After the vote, no public comment was taken. Comments from residents will be heard when the application is resubmitted in February.
Following the meeting, a group of residents opposed to the turbine said they are waiting for action on bill S-2374, sponsored by Sen. Sean T. Kean (D-11th District) and Sen. Andrew R. Ciesla (D-10th District) that prohibits citing of industrial wind turbines within 2,000 feet of any residence or residentially zoned property.
To date, the state Legislature’s Environment and Energy Committee has not posted the bill for a vote.
In an interview after the meeting, BRSA Executive Director Robert Fischer said the authority expects the zoning issue to be resolved in one to two months before construction can be completed.
“It [the plan] is going to remain the same, but what I understand here is that the Borough Council will be hearing a change to the ordinance that was incorrectly drafted to show us in an R-8 residential zone,” Fischer said.

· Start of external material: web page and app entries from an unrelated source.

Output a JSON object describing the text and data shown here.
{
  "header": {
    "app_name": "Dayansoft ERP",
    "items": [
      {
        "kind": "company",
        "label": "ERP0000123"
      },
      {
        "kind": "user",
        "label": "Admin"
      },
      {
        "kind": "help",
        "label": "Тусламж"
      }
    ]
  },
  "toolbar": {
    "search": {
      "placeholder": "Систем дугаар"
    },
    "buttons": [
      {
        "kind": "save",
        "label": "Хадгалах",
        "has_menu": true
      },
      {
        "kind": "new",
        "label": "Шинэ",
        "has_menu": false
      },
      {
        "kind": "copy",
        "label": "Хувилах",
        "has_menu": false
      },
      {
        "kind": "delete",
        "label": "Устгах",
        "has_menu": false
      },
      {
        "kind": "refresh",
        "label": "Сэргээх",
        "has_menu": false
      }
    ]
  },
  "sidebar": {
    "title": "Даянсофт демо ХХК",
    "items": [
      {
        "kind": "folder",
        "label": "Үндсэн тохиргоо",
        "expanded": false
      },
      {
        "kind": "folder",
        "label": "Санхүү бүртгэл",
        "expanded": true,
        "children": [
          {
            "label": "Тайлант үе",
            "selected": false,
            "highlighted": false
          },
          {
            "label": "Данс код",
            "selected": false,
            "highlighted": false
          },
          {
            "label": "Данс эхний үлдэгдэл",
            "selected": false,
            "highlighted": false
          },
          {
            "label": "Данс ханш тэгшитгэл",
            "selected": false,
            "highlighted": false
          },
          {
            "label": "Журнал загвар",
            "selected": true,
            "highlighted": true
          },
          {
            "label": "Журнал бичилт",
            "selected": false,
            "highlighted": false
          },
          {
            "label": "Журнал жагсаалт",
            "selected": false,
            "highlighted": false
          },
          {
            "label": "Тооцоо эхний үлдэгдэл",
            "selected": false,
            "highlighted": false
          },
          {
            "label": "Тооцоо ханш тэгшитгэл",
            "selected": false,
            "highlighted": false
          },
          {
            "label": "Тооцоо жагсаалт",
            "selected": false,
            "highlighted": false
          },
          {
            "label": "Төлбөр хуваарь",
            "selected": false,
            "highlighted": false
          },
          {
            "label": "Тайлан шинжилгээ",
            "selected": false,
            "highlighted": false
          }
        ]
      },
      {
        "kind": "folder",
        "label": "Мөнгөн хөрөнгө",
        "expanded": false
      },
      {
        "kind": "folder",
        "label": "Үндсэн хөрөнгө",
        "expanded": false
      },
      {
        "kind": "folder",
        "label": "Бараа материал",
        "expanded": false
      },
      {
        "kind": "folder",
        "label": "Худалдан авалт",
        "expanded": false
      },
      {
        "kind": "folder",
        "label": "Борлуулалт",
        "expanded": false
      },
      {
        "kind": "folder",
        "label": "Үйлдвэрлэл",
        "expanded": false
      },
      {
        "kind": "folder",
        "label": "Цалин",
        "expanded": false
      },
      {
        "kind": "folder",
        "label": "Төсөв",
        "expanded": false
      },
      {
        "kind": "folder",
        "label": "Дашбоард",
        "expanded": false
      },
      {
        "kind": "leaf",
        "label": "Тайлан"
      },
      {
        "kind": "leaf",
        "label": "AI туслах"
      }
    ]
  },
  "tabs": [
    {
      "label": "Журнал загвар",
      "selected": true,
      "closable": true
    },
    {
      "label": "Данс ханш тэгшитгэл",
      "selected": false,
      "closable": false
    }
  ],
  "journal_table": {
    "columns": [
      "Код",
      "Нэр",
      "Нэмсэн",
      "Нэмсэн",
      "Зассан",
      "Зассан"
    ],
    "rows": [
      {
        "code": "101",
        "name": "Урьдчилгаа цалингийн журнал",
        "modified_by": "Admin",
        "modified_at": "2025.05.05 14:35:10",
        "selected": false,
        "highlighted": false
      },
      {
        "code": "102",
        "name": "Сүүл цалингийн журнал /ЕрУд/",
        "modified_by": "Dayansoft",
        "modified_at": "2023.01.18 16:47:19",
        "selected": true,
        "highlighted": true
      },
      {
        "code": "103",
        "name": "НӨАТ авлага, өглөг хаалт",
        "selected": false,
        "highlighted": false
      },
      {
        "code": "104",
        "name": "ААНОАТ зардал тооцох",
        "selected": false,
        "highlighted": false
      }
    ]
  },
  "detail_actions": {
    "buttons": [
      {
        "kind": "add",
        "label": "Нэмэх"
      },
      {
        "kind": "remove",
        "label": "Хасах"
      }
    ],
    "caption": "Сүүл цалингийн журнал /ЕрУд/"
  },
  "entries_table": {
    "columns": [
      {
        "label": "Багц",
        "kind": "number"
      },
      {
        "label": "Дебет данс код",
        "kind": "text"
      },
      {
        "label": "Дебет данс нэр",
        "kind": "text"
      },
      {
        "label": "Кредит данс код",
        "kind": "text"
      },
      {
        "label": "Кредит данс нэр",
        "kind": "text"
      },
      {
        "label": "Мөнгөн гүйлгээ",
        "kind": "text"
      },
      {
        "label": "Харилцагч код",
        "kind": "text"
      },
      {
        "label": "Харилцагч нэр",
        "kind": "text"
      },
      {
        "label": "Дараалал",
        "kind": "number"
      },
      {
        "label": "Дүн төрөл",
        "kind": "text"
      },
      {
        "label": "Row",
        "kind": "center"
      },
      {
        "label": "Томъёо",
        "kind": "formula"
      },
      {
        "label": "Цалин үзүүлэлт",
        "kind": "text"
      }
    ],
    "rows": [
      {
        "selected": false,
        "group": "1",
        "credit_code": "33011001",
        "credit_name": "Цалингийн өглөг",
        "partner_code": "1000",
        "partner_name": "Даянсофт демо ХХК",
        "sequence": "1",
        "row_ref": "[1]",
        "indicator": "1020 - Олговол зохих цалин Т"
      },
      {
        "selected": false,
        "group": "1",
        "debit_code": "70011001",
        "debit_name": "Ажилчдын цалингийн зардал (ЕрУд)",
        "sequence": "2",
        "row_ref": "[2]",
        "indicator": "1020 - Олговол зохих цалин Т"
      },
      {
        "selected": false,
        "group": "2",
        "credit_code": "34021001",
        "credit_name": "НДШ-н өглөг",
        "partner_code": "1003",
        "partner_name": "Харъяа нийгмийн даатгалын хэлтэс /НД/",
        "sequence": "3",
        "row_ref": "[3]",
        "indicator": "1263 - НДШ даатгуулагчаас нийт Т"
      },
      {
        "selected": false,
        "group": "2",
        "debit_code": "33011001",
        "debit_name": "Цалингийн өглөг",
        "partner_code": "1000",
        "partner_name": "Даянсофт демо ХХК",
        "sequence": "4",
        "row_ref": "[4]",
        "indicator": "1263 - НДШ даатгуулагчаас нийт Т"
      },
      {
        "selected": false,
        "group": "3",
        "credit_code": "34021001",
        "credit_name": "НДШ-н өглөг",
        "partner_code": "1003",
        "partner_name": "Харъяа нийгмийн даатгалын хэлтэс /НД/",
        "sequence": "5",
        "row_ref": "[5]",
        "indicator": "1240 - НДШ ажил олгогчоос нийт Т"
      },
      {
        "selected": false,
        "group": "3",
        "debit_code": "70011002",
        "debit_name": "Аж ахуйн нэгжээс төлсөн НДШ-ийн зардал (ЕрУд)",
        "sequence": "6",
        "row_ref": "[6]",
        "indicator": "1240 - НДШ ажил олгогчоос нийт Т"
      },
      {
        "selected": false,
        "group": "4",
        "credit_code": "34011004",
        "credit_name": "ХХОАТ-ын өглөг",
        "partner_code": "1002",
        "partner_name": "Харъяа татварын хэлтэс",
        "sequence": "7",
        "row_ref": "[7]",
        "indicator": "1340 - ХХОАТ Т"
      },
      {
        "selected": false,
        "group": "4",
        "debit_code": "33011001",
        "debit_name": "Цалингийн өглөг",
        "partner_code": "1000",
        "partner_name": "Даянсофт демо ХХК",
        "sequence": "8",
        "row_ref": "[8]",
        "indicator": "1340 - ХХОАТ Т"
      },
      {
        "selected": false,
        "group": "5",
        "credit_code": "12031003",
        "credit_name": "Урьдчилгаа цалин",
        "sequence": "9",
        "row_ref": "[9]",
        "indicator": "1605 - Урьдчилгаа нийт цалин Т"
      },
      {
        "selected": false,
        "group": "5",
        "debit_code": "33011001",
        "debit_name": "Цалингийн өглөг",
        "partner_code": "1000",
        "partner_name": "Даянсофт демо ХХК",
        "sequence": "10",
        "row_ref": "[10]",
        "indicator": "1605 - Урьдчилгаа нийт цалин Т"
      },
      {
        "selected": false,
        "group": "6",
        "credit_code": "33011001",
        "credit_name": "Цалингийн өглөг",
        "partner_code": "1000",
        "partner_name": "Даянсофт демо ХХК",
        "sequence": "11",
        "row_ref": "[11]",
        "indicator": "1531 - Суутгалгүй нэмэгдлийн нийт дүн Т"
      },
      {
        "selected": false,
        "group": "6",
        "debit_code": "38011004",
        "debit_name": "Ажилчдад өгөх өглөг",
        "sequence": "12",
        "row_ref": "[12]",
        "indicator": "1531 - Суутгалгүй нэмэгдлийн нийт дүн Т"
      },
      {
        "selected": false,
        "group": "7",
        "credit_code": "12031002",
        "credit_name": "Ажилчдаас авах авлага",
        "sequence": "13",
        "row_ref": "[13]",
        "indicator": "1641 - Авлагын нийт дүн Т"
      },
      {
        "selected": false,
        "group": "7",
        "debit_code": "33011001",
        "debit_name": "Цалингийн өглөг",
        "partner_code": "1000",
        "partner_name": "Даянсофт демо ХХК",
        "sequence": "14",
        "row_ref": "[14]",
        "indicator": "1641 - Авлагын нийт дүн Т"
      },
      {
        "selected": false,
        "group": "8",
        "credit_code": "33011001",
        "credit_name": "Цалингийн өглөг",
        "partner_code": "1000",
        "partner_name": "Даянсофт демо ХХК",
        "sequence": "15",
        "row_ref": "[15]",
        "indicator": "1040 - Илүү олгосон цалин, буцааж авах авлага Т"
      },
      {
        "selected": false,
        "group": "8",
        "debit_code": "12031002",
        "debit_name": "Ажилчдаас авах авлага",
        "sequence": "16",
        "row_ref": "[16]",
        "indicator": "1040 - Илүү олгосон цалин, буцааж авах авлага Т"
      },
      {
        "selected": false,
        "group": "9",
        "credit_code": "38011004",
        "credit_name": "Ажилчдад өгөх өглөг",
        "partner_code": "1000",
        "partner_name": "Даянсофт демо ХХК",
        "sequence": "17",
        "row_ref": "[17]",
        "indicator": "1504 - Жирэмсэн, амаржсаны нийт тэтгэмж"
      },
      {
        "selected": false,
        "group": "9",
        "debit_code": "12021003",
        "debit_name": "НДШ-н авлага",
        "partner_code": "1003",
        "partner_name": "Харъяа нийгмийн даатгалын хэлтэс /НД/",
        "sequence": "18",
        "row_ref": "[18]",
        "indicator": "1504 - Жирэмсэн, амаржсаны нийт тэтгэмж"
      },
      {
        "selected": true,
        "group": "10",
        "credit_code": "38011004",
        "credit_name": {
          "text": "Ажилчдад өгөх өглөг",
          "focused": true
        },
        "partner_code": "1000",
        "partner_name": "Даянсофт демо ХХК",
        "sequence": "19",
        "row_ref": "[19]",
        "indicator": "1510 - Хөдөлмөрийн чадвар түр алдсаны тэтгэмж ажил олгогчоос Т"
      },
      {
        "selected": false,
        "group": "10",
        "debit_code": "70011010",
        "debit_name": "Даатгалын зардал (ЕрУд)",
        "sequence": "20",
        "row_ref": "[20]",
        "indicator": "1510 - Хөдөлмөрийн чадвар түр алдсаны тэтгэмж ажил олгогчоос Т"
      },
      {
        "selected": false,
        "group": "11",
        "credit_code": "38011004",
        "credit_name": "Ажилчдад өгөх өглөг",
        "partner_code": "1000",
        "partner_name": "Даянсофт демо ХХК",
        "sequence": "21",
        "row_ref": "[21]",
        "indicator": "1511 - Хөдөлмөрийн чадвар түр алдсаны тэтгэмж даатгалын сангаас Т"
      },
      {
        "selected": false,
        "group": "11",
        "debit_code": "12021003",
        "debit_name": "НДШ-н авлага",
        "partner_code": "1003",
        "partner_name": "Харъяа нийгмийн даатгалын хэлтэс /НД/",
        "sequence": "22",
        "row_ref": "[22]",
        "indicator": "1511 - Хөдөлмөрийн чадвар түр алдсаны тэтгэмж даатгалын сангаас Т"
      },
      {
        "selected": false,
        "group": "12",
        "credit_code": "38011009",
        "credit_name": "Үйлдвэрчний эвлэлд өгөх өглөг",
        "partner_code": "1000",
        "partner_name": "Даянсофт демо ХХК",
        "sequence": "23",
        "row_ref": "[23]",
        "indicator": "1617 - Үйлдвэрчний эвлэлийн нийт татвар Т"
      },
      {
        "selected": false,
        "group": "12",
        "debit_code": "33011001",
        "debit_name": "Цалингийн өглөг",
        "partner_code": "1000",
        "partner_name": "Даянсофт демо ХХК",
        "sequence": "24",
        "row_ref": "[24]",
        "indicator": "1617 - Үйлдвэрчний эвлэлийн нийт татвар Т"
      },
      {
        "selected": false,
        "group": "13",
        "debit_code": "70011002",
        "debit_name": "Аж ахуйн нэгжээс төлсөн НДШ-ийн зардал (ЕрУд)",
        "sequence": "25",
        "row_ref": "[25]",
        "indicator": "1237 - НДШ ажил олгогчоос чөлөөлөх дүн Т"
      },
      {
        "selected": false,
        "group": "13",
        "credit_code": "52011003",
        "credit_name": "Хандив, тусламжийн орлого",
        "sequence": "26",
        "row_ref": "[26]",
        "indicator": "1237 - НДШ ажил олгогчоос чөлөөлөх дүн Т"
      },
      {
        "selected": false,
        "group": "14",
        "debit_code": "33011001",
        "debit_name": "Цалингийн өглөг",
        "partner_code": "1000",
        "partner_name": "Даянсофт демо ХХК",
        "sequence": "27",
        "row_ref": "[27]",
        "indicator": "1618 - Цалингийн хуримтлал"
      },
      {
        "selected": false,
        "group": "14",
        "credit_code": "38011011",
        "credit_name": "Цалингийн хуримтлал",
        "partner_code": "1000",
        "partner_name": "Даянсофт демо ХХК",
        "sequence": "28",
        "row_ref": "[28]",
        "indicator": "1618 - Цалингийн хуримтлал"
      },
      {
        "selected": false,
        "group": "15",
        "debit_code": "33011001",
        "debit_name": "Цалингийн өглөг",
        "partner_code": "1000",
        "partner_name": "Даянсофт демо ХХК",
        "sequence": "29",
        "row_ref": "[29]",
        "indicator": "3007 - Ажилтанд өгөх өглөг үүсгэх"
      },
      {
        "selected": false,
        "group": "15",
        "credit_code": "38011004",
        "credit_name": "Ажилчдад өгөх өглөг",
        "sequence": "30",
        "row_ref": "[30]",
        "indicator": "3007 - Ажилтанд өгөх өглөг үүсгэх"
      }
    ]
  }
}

“We are obviously a large industrial site. We are not in an R-8 zone. A mistake was made by the engineer that put us in an R-8 zone on a map only, but not in the ordinance. The board ruled here tonight otherwise. Be that as it may, the move here now is to change the map to correctly reflect that we are not in a residential zone, we are in an industrial zone. If that happens, we don’t have need for a variance. It is the change of the lot line with no variance requests at all.”
The BRSA serves the communities of Hazlet, Union Beach, Matawan, Aberdeen, Keyport, Keansburg, Holmdel and Marlboro.